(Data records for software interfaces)
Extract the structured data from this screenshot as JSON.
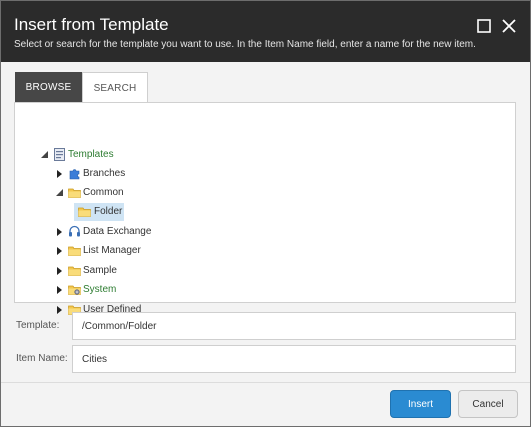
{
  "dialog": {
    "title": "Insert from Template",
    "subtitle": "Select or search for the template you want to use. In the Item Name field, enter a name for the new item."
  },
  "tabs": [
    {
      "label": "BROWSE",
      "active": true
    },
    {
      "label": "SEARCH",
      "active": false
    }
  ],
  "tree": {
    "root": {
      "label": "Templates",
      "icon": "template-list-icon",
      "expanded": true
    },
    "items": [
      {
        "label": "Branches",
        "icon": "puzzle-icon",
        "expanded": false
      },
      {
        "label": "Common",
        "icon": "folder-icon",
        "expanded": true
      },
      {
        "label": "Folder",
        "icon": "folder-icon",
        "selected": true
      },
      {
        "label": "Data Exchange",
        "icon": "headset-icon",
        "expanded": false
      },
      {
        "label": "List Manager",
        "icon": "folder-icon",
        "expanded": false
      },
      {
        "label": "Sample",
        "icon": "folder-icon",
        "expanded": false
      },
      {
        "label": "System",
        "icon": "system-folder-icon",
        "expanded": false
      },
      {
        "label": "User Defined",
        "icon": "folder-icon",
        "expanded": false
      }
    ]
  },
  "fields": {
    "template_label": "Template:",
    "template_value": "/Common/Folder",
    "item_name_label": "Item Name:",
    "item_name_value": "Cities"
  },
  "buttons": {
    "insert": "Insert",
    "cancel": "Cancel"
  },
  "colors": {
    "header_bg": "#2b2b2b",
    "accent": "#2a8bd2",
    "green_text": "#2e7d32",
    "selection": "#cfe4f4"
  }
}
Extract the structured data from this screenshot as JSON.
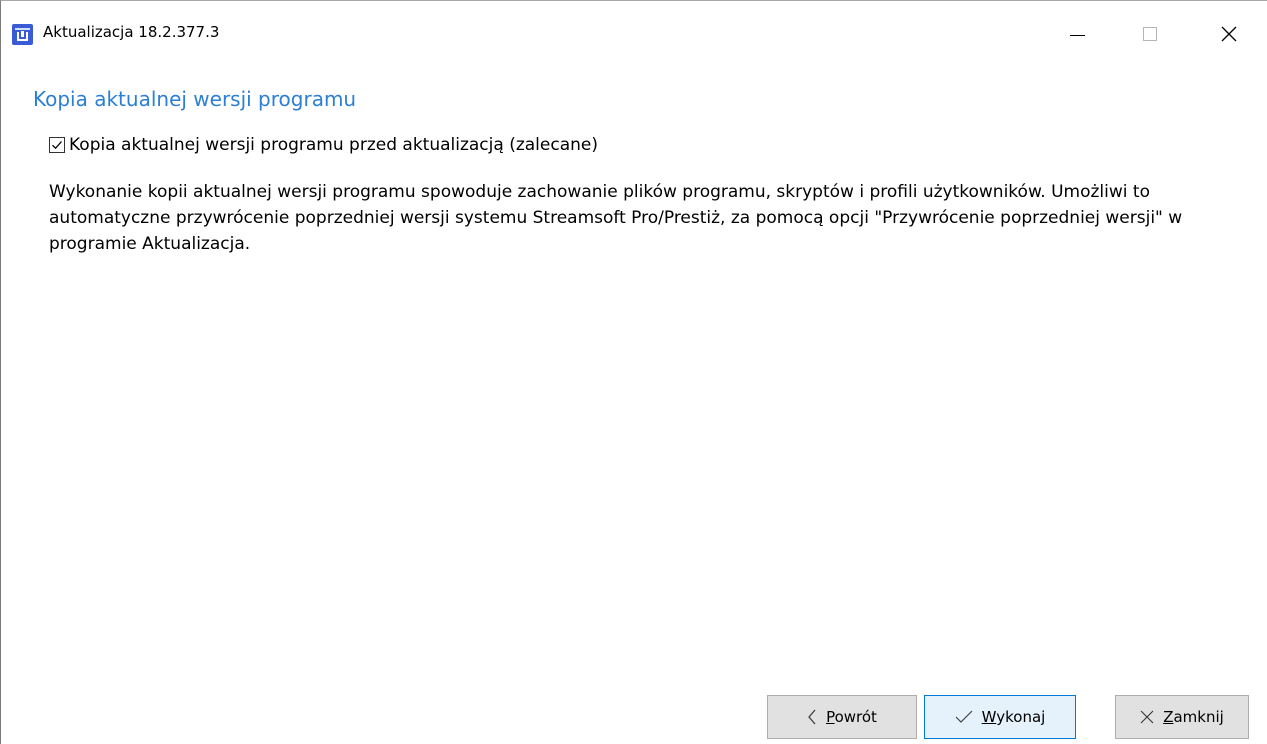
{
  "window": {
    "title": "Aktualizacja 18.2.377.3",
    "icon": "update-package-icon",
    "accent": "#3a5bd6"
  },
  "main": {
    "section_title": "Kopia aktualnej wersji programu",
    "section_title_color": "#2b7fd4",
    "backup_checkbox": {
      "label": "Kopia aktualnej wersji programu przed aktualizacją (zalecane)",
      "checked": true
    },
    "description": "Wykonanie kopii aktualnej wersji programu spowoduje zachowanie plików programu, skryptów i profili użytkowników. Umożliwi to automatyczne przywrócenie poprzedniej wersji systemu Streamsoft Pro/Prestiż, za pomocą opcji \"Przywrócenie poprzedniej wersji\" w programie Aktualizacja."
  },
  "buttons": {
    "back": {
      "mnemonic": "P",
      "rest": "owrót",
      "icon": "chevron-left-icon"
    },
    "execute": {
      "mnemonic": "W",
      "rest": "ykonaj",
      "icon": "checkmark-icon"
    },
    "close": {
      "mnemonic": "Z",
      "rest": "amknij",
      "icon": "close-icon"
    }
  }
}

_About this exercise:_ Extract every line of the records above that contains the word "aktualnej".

_Answer box:_
    "section_title": "Kopia aktualnej wersji programu",
      "label": "Kopia aktualnej wersji programu przed aktualizacją (zalecane)",
    "description": "Wykonanie kopii aktualnej wersji programu spowoduje zachowanie plików programu, skryptów i profili użytkowników. Umożliwi to automatyczne przywrócenie poprzedniej wersji systemu Streamsoft Pro/Prestiż, za pomocą opcji \"Przywrócenie poprzedniej wersji\" w programie Aktualizacja."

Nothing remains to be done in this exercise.